Exercise input:
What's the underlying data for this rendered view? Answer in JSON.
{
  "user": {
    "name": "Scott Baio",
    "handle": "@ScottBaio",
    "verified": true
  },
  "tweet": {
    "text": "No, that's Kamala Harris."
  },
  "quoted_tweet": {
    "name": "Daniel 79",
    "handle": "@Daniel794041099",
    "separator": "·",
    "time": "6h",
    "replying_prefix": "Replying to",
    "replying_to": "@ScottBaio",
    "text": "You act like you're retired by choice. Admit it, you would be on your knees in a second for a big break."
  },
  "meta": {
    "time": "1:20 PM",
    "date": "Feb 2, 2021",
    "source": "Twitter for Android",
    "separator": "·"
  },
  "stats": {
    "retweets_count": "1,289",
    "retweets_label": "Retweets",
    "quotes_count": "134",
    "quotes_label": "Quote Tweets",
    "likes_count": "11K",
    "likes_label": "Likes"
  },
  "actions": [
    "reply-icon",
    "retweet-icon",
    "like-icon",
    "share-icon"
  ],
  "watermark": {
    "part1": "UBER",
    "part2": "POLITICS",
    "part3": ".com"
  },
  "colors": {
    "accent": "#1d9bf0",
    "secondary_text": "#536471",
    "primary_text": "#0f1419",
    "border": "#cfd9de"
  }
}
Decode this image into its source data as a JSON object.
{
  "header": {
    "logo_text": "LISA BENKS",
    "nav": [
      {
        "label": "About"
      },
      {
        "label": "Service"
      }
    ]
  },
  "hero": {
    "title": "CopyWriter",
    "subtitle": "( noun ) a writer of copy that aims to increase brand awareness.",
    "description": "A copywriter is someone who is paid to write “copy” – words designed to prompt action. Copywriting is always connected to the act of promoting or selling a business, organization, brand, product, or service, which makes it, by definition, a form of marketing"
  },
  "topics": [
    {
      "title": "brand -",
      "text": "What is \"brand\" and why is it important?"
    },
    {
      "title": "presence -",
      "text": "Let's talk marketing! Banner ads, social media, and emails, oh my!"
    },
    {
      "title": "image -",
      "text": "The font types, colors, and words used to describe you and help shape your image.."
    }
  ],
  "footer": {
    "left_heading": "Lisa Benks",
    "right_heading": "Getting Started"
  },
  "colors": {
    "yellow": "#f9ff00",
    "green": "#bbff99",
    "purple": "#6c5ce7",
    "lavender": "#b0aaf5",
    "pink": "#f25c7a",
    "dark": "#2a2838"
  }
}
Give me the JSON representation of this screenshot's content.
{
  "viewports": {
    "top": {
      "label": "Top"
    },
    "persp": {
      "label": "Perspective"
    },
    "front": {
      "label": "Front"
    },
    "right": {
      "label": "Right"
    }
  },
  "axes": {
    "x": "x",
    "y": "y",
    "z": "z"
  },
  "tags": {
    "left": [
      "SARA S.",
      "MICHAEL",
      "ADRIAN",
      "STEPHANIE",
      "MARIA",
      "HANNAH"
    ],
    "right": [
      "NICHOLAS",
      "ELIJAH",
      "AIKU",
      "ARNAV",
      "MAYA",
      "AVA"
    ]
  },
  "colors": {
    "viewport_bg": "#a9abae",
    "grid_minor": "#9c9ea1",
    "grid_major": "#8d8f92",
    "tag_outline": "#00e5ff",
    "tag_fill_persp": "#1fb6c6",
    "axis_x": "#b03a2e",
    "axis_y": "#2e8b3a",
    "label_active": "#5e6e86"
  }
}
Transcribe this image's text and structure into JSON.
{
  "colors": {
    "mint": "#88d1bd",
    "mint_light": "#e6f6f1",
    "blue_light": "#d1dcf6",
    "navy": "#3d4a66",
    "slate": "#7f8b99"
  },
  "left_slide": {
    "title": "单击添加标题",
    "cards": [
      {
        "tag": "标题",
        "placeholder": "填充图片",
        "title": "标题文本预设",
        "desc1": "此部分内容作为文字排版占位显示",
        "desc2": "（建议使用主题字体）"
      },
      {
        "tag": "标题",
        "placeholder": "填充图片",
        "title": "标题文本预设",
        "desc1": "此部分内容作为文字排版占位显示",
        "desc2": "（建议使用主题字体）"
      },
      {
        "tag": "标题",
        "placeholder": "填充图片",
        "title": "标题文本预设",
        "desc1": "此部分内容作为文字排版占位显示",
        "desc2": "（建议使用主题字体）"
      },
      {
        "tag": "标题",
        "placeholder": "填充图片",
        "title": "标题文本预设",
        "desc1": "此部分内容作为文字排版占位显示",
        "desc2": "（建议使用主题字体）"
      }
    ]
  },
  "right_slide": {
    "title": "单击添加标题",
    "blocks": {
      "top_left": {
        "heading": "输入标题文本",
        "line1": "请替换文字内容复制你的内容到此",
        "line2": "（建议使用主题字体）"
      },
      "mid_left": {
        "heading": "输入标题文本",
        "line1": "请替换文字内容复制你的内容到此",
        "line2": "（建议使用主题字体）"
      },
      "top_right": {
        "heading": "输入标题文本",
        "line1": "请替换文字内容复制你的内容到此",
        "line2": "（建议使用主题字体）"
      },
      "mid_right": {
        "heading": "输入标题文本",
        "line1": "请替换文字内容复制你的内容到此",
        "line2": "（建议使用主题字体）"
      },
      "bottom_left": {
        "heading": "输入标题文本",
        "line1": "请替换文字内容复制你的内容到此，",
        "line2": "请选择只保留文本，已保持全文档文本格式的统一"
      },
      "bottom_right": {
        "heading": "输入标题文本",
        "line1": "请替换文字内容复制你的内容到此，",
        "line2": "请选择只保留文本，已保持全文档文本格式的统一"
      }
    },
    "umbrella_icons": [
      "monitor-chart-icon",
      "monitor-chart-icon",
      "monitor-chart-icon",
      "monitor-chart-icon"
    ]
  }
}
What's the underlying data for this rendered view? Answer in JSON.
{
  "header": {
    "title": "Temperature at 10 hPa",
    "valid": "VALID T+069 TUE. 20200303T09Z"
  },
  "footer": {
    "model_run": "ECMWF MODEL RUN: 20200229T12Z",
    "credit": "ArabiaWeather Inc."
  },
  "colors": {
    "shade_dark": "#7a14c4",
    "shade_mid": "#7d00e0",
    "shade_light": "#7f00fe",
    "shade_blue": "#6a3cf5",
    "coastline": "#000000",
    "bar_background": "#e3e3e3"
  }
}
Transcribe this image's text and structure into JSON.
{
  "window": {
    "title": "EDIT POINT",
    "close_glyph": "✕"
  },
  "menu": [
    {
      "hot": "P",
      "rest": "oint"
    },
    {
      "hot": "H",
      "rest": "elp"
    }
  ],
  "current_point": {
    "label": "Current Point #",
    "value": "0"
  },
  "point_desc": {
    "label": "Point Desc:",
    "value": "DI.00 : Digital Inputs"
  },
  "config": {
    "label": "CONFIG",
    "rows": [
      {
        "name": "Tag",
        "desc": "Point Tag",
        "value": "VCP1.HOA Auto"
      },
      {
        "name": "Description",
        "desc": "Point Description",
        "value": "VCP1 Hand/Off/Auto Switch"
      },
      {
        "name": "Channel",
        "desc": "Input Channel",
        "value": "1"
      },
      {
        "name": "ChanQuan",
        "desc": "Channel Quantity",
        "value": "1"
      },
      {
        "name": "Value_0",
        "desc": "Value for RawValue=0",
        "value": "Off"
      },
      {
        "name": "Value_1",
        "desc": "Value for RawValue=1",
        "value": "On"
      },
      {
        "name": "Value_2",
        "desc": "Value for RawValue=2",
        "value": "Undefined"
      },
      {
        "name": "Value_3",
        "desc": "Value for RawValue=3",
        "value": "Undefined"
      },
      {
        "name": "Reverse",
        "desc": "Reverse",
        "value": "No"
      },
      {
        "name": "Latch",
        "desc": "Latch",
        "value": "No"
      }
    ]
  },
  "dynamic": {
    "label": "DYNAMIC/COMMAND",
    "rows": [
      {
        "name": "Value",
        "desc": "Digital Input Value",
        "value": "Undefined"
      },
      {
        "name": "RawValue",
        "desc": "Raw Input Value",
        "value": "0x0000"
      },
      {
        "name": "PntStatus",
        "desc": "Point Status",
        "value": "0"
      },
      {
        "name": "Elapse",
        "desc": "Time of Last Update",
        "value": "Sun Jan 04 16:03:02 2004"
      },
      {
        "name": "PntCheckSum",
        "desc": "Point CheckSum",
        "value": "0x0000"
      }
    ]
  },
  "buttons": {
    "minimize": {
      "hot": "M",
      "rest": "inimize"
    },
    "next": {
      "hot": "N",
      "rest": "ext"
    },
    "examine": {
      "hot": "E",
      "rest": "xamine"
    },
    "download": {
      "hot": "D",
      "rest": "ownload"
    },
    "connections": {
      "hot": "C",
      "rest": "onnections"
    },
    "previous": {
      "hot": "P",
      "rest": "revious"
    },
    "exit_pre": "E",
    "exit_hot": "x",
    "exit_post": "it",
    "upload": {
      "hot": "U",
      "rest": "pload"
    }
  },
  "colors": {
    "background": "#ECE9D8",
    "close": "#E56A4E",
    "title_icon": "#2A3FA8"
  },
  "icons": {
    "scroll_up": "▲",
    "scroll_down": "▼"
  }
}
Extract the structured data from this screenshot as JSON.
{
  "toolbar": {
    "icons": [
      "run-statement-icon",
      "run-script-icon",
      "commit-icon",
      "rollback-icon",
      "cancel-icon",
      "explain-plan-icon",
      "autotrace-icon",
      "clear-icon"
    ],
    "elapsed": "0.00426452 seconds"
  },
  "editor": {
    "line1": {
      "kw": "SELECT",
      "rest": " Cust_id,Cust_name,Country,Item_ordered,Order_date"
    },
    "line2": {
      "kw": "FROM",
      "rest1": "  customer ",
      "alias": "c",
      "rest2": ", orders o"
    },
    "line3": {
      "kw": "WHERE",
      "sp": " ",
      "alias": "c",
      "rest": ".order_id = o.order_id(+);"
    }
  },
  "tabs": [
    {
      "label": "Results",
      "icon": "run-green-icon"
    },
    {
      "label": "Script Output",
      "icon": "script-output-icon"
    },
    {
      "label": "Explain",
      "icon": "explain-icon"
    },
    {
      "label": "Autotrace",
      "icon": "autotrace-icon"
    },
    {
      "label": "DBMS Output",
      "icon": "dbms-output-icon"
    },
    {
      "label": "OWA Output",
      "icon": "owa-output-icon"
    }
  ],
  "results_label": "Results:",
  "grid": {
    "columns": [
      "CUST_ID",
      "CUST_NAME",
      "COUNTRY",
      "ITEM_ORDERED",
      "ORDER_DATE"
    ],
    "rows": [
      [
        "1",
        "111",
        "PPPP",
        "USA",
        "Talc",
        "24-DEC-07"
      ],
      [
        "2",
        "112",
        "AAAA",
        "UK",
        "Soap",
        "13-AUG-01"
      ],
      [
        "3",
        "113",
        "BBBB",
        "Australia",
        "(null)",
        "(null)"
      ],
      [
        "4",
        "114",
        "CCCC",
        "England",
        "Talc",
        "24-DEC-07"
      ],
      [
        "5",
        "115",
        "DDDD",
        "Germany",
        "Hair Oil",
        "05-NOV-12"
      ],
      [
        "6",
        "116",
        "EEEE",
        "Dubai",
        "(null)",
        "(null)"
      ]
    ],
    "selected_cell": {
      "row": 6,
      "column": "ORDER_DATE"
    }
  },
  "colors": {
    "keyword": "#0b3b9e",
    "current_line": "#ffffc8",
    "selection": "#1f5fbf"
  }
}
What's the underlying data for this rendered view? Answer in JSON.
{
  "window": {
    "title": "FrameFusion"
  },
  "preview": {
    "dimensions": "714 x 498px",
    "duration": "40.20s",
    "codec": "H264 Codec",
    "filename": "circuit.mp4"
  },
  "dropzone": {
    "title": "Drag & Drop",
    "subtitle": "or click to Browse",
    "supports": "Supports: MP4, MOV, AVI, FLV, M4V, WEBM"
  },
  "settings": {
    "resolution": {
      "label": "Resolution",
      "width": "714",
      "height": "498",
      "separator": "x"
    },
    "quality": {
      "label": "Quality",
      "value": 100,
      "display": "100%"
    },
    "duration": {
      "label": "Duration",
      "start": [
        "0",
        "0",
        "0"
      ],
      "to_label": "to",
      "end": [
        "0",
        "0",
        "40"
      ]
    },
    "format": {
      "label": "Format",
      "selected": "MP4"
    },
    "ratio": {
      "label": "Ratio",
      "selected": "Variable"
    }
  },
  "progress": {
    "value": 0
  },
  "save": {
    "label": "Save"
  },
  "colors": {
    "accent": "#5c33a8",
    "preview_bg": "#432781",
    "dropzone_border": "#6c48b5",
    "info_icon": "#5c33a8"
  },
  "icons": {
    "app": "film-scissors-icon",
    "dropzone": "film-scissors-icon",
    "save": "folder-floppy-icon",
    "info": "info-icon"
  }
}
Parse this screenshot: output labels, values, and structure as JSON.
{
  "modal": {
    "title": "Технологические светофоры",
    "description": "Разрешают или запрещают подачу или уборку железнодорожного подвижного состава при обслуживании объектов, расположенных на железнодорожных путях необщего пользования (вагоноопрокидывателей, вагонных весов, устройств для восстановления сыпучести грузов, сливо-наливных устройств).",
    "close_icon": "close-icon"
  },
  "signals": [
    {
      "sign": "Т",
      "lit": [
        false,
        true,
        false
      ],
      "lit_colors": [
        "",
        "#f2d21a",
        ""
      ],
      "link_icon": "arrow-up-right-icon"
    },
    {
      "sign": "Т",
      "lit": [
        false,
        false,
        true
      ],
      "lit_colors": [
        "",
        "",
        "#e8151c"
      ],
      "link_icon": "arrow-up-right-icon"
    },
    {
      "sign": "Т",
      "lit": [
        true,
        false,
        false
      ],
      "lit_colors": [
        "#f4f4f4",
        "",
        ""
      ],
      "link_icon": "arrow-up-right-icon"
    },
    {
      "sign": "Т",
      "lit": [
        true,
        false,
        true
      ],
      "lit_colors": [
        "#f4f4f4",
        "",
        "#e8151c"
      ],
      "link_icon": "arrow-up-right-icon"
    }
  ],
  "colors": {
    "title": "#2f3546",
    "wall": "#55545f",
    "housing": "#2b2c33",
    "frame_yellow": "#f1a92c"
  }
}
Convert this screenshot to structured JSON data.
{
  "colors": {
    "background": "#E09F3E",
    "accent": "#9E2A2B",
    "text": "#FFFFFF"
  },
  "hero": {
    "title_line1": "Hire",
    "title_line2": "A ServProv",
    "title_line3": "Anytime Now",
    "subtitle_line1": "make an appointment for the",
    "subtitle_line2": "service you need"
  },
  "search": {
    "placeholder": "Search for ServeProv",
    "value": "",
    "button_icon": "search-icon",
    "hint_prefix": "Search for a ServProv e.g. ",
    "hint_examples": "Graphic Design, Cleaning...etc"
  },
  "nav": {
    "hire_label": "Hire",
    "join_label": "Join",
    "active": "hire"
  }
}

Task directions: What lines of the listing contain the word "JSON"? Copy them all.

Reply to the exercise:
What's the underlying data for this rendered view? Answer in JSON.
Decode this image into its source data as a JSON object.
Give me the JSON representation of this screenshot's content.
Transcribe this image's text and structure into JSON.
What's the underlying data for this rendered view? Answer in JSON.
Transcribe this image's text and structure into JSON.
Extract the structured data from this screenshot as JSON.
What's the underlying data for this rendered view? Answer in JSON.
Parse this screenshot: output labels, values, and structure as JSON.
Convert this screenshot to structured JSON data.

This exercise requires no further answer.